Horton Grange was rated outstanding in June 2015. The school is located in an area of significant urban deprivation, in one of the poorest wards in the country. It is deemed three-form entry and makes provision for 740 learners aged 2-11. Over 99% are from minority ethnic backgrounds. The vast majority are either new to English or do not have English as a home language. The majority are Punjabi speakers or of Mirpuri Pakistani heritage, with a range of additional first languages spoken across school. Disadvantage indicators, including pupil premium eligibility, confirm that the school is in the highest quintile nationally. The proportion of learners with special educational needs and/or disabilities supported at Range 1 or 2 is above the national average. The number of learners identified as eligible for pupil premium is currently around 30%. A much larger proportion of learners than is usual enters or leaves the school at times other than the start of the academic year. Attainment on entry to EY, whether in preschool, nursery or reception, is well below age-related expectations across all areas of learning, with few children working at expected levels in the prime areas.

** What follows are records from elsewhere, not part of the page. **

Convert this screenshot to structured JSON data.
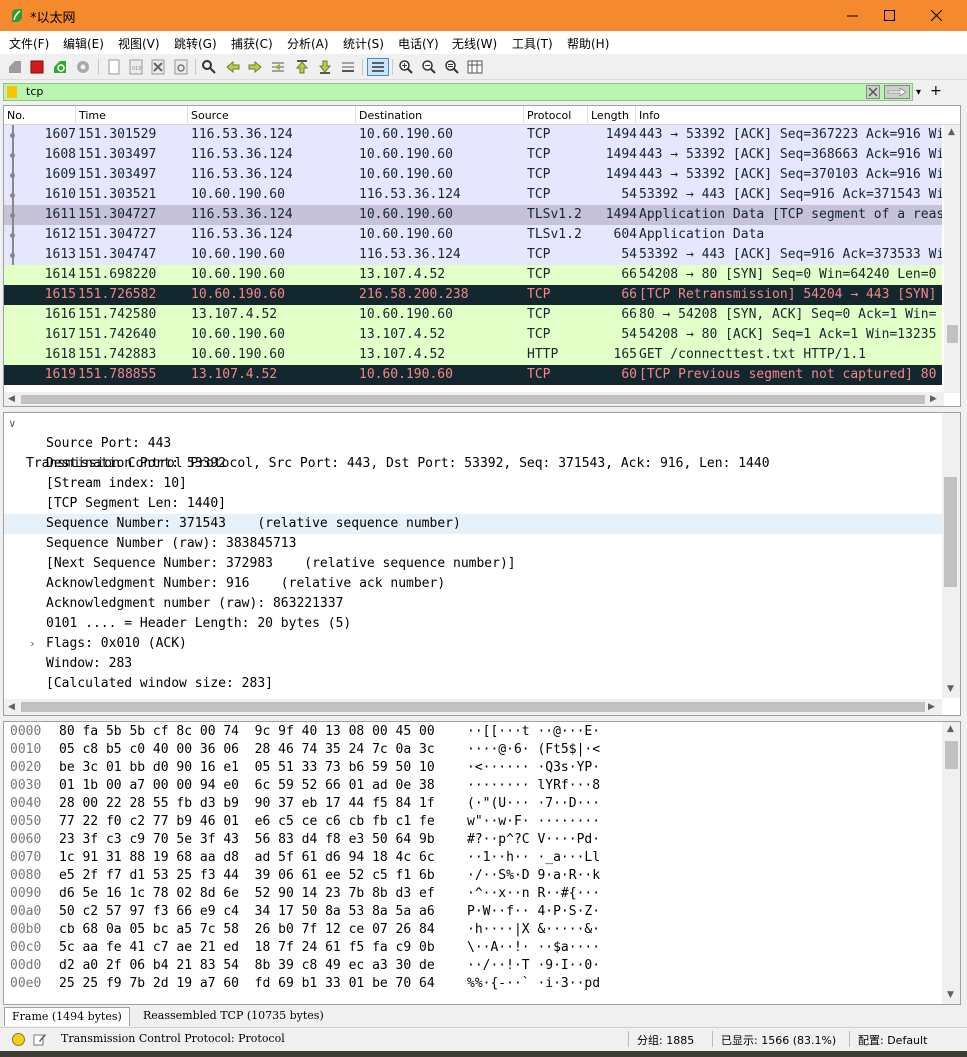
{
  "window": {
    "title": "*以太网",
    "title_color": "#f5892e"
  },
  "menu": [
    "文件(F)",
    "编辑(E)",
    "视图(V)",
    "跳转(G)",
    "捕获(C)",
    "分析(A)",
    "统计(S)",
    "电话(Y)",
    "无线(W)",
    "工具(T)",
    "帮助(H)"
  ],
  "toolbar": {
    "icons": [
      "start-capture-icon",
      "stop-capture-icon",
      "restart-capture-icon",
      "capture-options-icon",
      "open-file-icon",
      "save-file-icon",
      "close-file-icon",
      "reload-file-icon",
      "find-packet-icon",
      "go-back-icon",
      "go-forward-icon",
      "go-to-packet-icon",
      "go-first-icon",
      "go-last-icon",
      "auto-scroll-icon",
      "colorize-icon",
      "zoom-in-icon",
      "zoom-out-icon",
      "zoom-normal-icon",
      "resize-columns-icon"
    ]
  },
  "filter": {
    "value": "tcp",
    "bg": "#b9f5b0"
  },
  "packet_list": {
    "columns": [
      "No.",
      "Time",
      "Source",
      "Destination",
      "Protocol",
      "Length",
      "Info"
    ],
    "rows": [
      {
        "no": "1607",
        "time": "151.301529",
        "src": "116.53.36.124",
        "dst": "10.60.190.60",
        "proto": "TCP",
        "len": "1494",
        "info": "443 → 53392 [ACK] Seq=367223 Ack=916 Win=",
        "bg": "#e7e6ff",
        "fg": "#12272e"
      },
      {
        "no": "1608",
        "time": "151.303497",
        "src": "116.53.36.124",
        "dst": "10.60.190.60",
        "proto": "TCP",
        "len": "1494",
        "info": "443 → 53392 [ACK] Seq=368663 Ack=916 Win=",
        "bg": "#e7e6ff",
        "fg": "#12272e"
      },
      {
        "no": "1609",
        "time": "151.303497",
        "src": "116.53.36.124",
        "dst": "10.60.190.60",
        "proto": "TCP",
        "len": "1494",
        "info": "443 → 53392 [ACK] Seq=370103 Ack=916 Win=",
        "bg": "#e7e6ff",
        "fg": "#12272e"
      },
      {
        "no": "1610",
        "time": "151.303521",
        "src": "10.60.190.60",
        "dst": "116.53.36.124",
        "proto": "TCP",
        "len": "54",
        "info": "53392 → 443 [ACK] Seq=916 Ack=371543 Win=",
        "bg": "#e7e6ff",
        "fg": "#12272e"
      },
      {
        "no": "1611",
        "time": "151.304727",
        "src": "116.53.36.124",
        "dst": "10.60.190.60",
        "proto": "TLSv1.2",
        "len": "1494",
        "info": "Application Data [TCP segment of a reas",
        "bg": "#c6c3d8",
        "fg": "#12272e"
      },
      {
        "no": "1612",
        "time": "151.304727",
        "src": "116.53.36.124",
        "dst": "10.60.190.60",
        "proto": "TLSv1.2",
        "len": "604",
        "info": "Application Data",
        "bg": "#e7e6ff",
        "fg": "#12272e"
      },
      {
        "no": "1613",
        "time": "151.304747",
        "src": "10.60.190.60",
        "dst": "116.53.36.124",
        "proto": "TCP",
        "len": "54",
        "info": "53392 → 443 [ACK] Seq=916 Ack=373533 Win=",
        "bg": "#e7e6ff",
        "fg": "#12272e"
      },
      {
        "no": "1614",
        "time": "151.698220",
        "src": "10.60.190.60",
        "dst": "13.107.4.52",
        "proto": "TCP",
        "len": "66",
        "info": "54208 → 80 [SYN] Seq=0 Win=64240 Len=0",
        "bg": "#e4ffc7",
        "fg": "#12272e"
      },
      {
        "no": "1615",
        "time": "151.726582",
        "src": "10.60.190.60",
        "dst": "216.58.200.238",
        "proto": "TCP",
        "len": "66",
        "info": "[TCP Retransmission] 54204 → 443 [SYN]",
        "bg": "#12272e",
        "fg": "#f78787"
      },
      {
        "no": "1616",
        "time": "151.742580",
        "src": "13.107.4.52",
        "dst": "10.60.190.60",
        "proto": "TCP",
        "len": "66",
        "info": "80 → 54208 [SYN, ACK] Seq=0 Ack=1 Win=",
        "bg": "#e4ffc7",
        "fg": "#12272e"
      },
      {
        "no": "1617",
        "time": "151.742640",
        "src": "10.60.190.60",
        "dst": "13.107.4.52",
        "proto": "TCP",
        "len": "54",
        "info": "54208 → 80 [ACK] Seq=1 Ack=1 Win=13235",
        "bg": "#e4ffc7",
        "fg": "#12272e"
      },
      {
        "no": "1618",
        "time": "151.742883",
        "src": "10.60.190.60",
        "dst": "13.107.4.52",
        "proto": "HTTP",
        "len": "165",
        "info": "GET /connecttest.txt HTTP/1.1",
        "bg": "#e4ffc7",
        "fg": "#12272e"
      },
      {
        "no": "1619",
        "time": "151.788855",
        "src": "13.107.4.52",
        "dst": "10.60.190.60",
        "proto": "TCP",
        "len": "60",
        "info": "[TCP Previous segment not captured] 80",
        "bg": "#12272e",
        "fg": "#f78787"
      }
    ]
  },
  "details": {
    "header": "Transmission Control Protocol, Src Port: 443, Dst Port: 53392, Seq: 371543, Ack: 916, Len: 1440",
    "lines": [
      "Source Port: 443",
      "Destination Port: 53392",
      "[Stream index: 10]",
      "[TCP Segment Len: 1440]",
      "Sequence Number: 371543    (relative sequence number)",
      "Sequence Number (raw): 383845713",
      "[Next Sequence Number: 372983    (relative sequence number)]",
      "Acknowledgment Number: 916    (relative ack number)",
      "Acknowledgment number (raw): 863221337",
      "0101 .... = Header Length: 20 bytes (5)",
      "Flags: 0x010 (ACK)",
      "Window: 283",
      "[Calculated window size: 283]"
    ],
    "selected_index": 4,
    "expandable_index": 10,
    "select_color": "#e5f2fb"
  },
  "bytes": {
    "rows": [
      {
        "off": "0000",
        "hex": "80 fa 5b 5b cf 8c 00 74  9c 9f 40 13 08 00 45 00",
        "ascii": "··[[···t ··@···E·"
      },
      {
        "off": "0010",
        "hex": "05 c8 b5 c0 40 00 36 06  28 46 74 35 24 7c 0a 3c",
        "ascii": "····@·6· (Ft5$|·<"
      },
      {
        "off": "0020",
        "hex": "be 3c 01 bb d0 90 16 e1  05 51 33 73 b6 59 50 10",
        "ascii": "·<······ ·Q3s·YP·"
      },
      {
        "off": "0030",
        "hex": "01 1b 00 a7 00 00 94 e0  6c 59 52 66 01 ad 0e 38",
        "ascii": "········ lYRf···8"
      },
      {
        "off": "0040",
        "hex": "28 00 22 28 55 fb d3 b9  90 37 eb 17 44 f5 84 1f",
        "ascii": "(·\"(U··· ·7··D···"
      },
      {
        "off": "0050",
        "hex": "77 22 f0 c2 77 b9 46 01  e6 c5 ce c6 cb fb c1 fe",
        "ascii": "w\"··w·F· ········"
      },
      {
        "off": "0060",
        "hex": "23 3f c3 c9 70 5e 3f 43  56 83 d4 f8 e3 50 64 9b",
        "ascii": "#?··p^?C V····Pd·"
      },
      {
        "off": "0070",
        "hex": "1c 91 31 88 19 68 aa d8  ad 5f 61 d6 94 18 4c 6c",
        "ascii": "··1··h·· ·_a···Ll"
      },
      {
        "off": "0080",
        "hex": "e5 2f f7 d1 53 25 f3 44  39 06 61 ee 52 c5 f1 6b",
        "ascii": "·/··S%·D 9·a·R··k"
      },
      {
        "off": "0090",
        "hex": "d6 5e 16 1c 78 02 8d 6e  52 90 14 23 7b 8b d3 ef",
        "ascii": "·^··x··n R··#{···"
      },
      {
        "off": "00a0",
        "hex": "50 c2 57 97 f3 66 e9 c4  34 17 50 8a 53 8a 5a a6",
        "ascii": "P·W··f·· 4·P·S·Z·"
      },
      {
        "off": "00b0",
        "hex": "cb 68 0a 05 bc a5 7c 58  26 b0 7f 12 ce 07 26 84",
        "ascii": "·h····|X &·····&·"
      },
      {
        "off": "00c0",
        "hex": "5c aa fe 41 c7 ae 21 ed  18 7f 24 61 f5 fa c9 0b",
        "ascii": "\\··A··!· ··$a····"
      },
      {
        "off": "00d0",
        "hex": "d2 a0 2f 06 b4 21 83 54  8b 39 c8 49 ec a3 30 de",
        "ascii": "··/··!·T ·9·I··0·"
      },
      {
        "off": "00e0",
        "hex": "25 25 f9 7b 2d 19 a7 60  fd 69 b1 33 01 be 70 64",
        "ascii": "%%·{-··` ·i·3··pd"
      }
    ]
  },
  "bytes_tabs": [
    "Frame (1494 bytes)",
    "Reassembled TCP (10735 bytes)"
  ],
  "status": {
    "text": "Transmission Control Protocol: Protocol",
    "packets": "分组: 1885",
    "displayed": "已显示: 1566 (83.1%)",
    "profile": "配置: Default"
  }
}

A key school priority to give all learners, in particular the more able, the opportunity to deepen their understanding of a text. Further learner interviews identified that learners wanted more quality time within lessons to discuss books they were reading in class in order to analyse and understand the language in texts, and in doing so develop a deeper understanding of the text. This was a particular focus as most are EAL learners and as a result can struggle with the nuances within the English language.

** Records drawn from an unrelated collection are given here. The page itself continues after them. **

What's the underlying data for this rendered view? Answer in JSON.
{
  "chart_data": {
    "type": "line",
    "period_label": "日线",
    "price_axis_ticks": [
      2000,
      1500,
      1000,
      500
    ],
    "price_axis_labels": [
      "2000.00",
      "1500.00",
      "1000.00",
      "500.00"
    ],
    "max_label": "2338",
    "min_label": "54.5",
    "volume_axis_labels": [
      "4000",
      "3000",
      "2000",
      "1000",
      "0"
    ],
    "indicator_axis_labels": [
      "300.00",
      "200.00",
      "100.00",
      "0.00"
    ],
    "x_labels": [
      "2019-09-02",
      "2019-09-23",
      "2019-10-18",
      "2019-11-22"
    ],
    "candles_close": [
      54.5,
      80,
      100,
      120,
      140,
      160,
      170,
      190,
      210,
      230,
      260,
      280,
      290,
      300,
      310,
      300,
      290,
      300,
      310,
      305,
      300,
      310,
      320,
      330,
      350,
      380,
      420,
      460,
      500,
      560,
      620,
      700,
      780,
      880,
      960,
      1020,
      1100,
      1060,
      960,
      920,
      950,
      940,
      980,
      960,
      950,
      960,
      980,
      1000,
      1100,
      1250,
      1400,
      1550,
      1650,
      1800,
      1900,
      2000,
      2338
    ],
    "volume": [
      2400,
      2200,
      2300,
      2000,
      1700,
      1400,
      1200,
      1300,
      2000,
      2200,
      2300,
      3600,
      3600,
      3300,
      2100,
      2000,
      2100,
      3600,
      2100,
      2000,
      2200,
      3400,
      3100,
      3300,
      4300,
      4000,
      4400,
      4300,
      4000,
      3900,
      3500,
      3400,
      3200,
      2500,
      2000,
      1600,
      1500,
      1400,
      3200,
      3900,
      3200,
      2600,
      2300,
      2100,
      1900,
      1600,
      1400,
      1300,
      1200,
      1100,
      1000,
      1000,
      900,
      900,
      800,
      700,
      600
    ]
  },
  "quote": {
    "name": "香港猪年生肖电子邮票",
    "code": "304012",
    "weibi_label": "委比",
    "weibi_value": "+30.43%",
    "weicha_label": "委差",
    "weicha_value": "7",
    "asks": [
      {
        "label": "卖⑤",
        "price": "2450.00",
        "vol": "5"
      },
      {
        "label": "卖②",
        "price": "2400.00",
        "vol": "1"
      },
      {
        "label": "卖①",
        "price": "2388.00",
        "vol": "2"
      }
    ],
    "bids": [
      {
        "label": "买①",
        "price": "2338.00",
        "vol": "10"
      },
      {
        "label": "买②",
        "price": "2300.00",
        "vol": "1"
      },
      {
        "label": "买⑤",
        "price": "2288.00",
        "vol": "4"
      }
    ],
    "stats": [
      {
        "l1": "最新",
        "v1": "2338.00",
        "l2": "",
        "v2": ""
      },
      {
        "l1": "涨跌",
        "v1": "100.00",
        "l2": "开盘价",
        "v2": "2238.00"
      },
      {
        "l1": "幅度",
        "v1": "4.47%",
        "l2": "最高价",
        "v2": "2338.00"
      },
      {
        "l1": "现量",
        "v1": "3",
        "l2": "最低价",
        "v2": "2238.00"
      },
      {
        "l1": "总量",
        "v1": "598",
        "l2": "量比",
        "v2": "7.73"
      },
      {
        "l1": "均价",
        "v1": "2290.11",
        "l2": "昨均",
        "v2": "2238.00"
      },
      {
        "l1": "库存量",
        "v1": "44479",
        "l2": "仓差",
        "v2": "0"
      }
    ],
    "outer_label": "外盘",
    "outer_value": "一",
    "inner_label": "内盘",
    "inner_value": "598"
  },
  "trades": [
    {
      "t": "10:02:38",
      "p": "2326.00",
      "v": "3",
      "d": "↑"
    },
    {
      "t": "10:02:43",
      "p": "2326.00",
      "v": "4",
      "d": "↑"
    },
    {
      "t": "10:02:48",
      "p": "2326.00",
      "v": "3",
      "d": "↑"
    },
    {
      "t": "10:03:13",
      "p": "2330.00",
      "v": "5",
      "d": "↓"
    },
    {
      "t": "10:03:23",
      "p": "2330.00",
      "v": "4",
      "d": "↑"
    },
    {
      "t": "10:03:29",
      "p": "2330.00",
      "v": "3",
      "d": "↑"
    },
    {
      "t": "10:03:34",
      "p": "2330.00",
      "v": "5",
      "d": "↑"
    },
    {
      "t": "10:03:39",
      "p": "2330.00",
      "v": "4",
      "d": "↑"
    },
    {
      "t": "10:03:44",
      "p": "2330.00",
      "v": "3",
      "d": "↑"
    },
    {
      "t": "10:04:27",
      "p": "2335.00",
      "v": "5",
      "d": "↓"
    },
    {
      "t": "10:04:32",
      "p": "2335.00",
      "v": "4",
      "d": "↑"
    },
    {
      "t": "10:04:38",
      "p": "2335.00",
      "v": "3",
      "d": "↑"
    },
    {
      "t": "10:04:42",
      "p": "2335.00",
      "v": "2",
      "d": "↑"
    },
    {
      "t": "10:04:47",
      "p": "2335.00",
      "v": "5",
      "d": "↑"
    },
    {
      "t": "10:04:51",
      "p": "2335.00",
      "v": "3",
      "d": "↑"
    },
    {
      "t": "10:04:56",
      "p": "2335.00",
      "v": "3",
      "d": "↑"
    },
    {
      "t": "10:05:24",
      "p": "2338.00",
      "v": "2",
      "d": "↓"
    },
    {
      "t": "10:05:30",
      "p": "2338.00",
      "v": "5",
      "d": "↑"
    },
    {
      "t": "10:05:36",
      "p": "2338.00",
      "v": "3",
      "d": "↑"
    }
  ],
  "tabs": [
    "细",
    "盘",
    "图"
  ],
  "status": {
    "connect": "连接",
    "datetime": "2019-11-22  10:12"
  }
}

Staff CPD time was used to share current good practice of teaching reading skills and developing comprehension of texts. Staff were given opportunities to share how the teaching of reading could be further improved to develop and introduce the new initiative. CPD was delivered to develop creative and consistent approaches to developing learners’ understanding of texts and development of vocabulary. Whole-school CPD was delivered by external consultant to teaching staff and learning support assistants to create a consistent approach. Resources were provided to support staff in developing appropriate question stems, activities and selecting appropriate texts. 3) Resources were provided and additional books purchased to engage and motivate learners’ reading for pleasure and ensure sufficient challenge within the texts being provided. 4) Monitoring of impact identified areas for further improvement through learner interviews, lesson observations and teacher feedback throughout the implementation of the initiative. Information gathered was used to further improve teaching of reading or provide bespoke CPD and support to individual staff. “ERIC time” (Enjoying Reading, Improving Comprehension) was introduced as a whole-school approach to promote reading for pleasure, immerse learners in higher-tiered vocabulary, provide opportunities to discuss texts in more depth, and develop comprehension. The initiative has provided a consistent approach for all staff and learners, leading to increased enjoyment of reading, extended vocabulary ranges, and greater skills and confidence in exploring and using new words in a range of contexts.

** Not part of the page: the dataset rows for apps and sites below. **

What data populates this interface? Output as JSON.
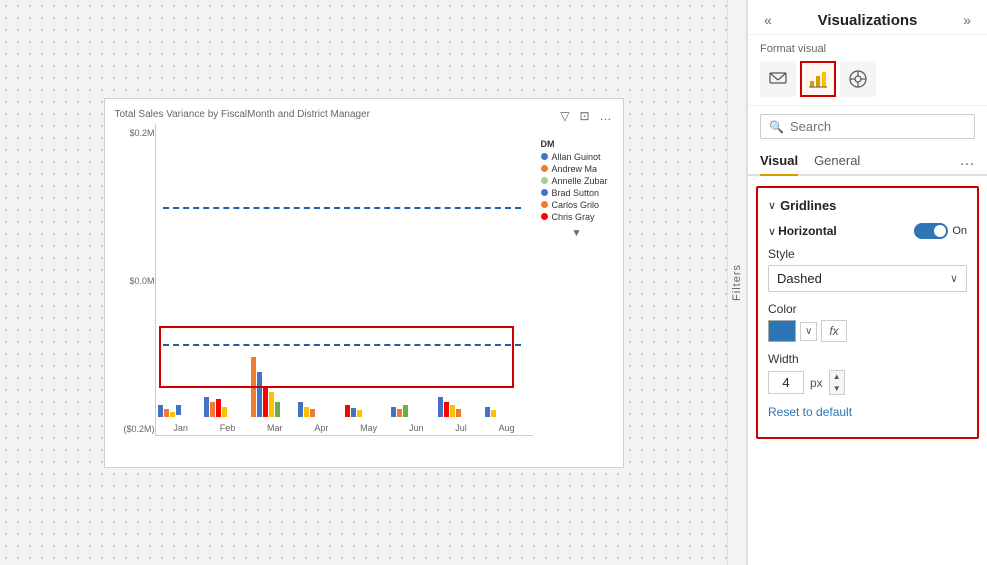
{
  "panel": {
    "title": "Visualizations",
    "collapse_left": "«",
    "collapse_right": "»",
    "back_arrow": "◁",
    "format_label": "Format visual",
    "search_placeholder": "Search",
    "tabs": [
      "Visual",
      "General"
    ],
    "tab_active": "Visual",
    "tab_more": "…",
    "sections": {
      "gridlines": {
        "label": "Gridlines",
        "subsections": {
          "horizontal": {
            "label": "Horizontal",
            "toggle": "On",
            "style_label": "Style",
            "style_value": "Dashed",
            "color_label": "Color",
            "width_label": "Width",
            "width_value": "4",
            "width_unit": "px",
            "reset_label": "Reset to default",
            "fx_label": "fx"
          }
        }
      }
    }
  },
  "chart": {
    "title": "Total Sales Variance by FiscalMonth and District Manager",
    "y_labels": [
      "$0.2M",
      "$0.0M",
      "($0.2M)"
    ],
    "x_labels": [
      "Jan",
      "Feb",
      "Mar",
      "Apr",
      "May",
      "Jun",
      "Jul",
      "Aug"
    ],
    "legend_title": "DM",
    "legend_items": [
      {
        "name": "Allan Guinot",
        "color": "#4472C4"
      },
      {
        "name": "Andrew Ma",
        "color": "#ED7D31"
      },
      {
        "name": "Annelle Zubar",
        "color": "#A9D18E"
      },
      {
        "name": "Brad Sutton",
        "color": "#4472C4"
      },
      {
        "name": "Carlos Grilo",
        "color": "#ED7D31"
      },
      {
        "name": "Chris Gray",
        "color": "#FF0000"
      }
    ],
    "dashed_line_top": "28%",
    "dashed_line_bottom": "72%"
  },
  "filters_label": "Filters"
}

There was a change in learner attitudes towards comprehension and learning new words. Learners now ask more questions about what words mean and why. They began to transfer words discussed or introduced through reading into their speech and writing. This led to the introduction of “words of the week” – selected from ERIC sessions to further embed new vocabulary. Data analysis demonstrated that the introduction of ERIC had a significant impact on attainment and progress, as well as the teaching of reading across the school. Learner interviews demonstrated that children enjoyed these sessions and the discussion that took place within them helping them to understand texts. ERIC sessions provided all learners access to age-appropriate and challenging texts through the whole-class reading and discussion. Both staff and learners benefitted from a consistent whole-school approach to developing comprehension and building vocabulary. Staff confidence and expertise in creating higher-order questions and tasks increased as a result of CPD provided.